The general excise tax is widely considered one of the most, if not the most, regressive tax in Hawaii, disproportionately impacting its lowest-income residents. Kim has proposed an increase to Hawaii County’s GET of 0.5 percent, which is currently being considered by the County Council.
Kim said he will not rescind the proposal because, as Hawaii County Managing Director Wil Okabe explained, the TAT measure “is not a done deal,” and the time limit on bumping the GET may expire before a TAT increase would be made official.
The state afforded counties the option to raise the GET during the same special session in which legislators raised the TAT.

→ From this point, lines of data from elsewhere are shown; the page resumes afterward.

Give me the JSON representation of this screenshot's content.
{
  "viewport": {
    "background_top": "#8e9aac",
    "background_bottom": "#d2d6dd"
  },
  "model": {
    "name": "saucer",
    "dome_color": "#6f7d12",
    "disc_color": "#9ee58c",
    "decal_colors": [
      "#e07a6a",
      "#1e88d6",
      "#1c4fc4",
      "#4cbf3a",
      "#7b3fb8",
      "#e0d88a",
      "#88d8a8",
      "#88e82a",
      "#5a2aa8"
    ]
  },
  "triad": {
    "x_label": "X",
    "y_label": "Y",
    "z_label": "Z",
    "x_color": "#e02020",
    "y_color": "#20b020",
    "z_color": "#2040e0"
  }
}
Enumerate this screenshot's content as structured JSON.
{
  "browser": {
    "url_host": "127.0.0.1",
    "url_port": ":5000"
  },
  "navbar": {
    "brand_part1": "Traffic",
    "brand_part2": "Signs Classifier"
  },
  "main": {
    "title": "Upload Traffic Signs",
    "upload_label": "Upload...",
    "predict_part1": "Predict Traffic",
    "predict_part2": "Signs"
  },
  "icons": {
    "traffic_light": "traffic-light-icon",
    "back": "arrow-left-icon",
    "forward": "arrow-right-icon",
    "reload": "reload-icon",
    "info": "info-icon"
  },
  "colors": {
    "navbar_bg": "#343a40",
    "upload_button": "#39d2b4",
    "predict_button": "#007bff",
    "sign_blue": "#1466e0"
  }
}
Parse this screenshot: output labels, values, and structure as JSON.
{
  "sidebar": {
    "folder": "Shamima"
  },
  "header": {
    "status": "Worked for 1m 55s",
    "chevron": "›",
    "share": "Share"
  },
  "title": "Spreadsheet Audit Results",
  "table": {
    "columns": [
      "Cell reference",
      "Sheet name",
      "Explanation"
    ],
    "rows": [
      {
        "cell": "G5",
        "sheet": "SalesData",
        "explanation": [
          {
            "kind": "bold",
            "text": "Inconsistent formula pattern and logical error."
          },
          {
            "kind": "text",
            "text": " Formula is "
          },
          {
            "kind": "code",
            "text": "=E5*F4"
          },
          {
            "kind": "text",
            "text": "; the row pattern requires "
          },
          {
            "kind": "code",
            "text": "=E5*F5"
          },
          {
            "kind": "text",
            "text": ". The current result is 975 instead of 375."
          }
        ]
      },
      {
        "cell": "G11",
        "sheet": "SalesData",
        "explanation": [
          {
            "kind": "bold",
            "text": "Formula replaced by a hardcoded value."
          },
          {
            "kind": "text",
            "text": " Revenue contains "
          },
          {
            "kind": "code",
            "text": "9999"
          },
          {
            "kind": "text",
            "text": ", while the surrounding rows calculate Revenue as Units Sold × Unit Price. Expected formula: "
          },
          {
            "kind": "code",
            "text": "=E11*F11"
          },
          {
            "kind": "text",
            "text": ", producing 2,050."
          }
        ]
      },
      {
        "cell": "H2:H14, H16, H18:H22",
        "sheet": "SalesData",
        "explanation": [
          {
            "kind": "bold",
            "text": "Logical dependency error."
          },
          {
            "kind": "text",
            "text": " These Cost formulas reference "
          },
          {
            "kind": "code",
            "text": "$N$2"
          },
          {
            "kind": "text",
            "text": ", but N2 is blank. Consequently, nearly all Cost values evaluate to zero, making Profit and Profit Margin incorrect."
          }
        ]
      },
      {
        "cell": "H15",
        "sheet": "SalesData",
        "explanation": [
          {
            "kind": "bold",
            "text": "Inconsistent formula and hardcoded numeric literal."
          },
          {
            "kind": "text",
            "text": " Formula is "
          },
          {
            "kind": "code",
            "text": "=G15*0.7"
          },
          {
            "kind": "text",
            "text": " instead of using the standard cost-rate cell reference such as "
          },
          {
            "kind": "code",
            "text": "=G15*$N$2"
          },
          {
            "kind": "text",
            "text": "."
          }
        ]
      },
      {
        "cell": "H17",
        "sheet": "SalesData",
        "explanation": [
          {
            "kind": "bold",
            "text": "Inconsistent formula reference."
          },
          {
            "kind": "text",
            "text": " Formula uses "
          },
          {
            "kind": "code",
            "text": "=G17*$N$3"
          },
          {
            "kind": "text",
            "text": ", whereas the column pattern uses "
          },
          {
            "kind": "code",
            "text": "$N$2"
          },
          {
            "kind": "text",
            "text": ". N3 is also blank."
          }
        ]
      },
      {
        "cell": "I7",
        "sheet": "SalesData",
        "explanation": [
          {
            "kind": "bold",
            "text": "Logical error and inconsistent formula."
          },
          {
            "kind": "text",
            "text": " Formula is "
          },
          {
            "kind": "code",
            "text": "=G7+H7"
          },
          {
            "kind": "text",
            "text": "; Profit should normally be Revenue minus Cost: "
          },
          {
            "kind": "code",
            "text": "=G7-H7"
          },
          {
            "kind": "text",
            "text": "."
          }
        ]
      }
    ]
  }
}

GET revenues are only available for operating or capital costs for public transportation, meaning the roughly $25 million the 0.5 percent bump would generate annually could be used for highway projects or to aid the county’s beleaguered mass transit system.
“I’ll keep pushing that,” Kim said. “I know it’s a difficult hill to climb, but I feel it’s that important.”
TAT revenues are not subject to such stringent restrictions as those from the GET and can be used to fund any project under the county’s general plan, development plan or tourism strategic plan.
The GET hike would sunset in 2030, the same year as the TAT. Both would likely merit discussion for continuation, as is common with laws that generate substantial revenues but are subject to expiration dates.
In the meantime, a GET increase in Hawaii County could bolster initiatives rendered considerably more viable if the TAT increase makes its way through the Legislature.
SB 648 will have to pass second and third readings in the House before heading back to the Senate. Lowen said if the Senate moves the bill through without adding amendments, it would head directly to the governor for his signature.
If amendments are added, the bill would head to conference committee and a draft would be produced for consideration in both chambers. If such a draft passed, gaining Ige’s signature would be the final step for the TAT reform to become law.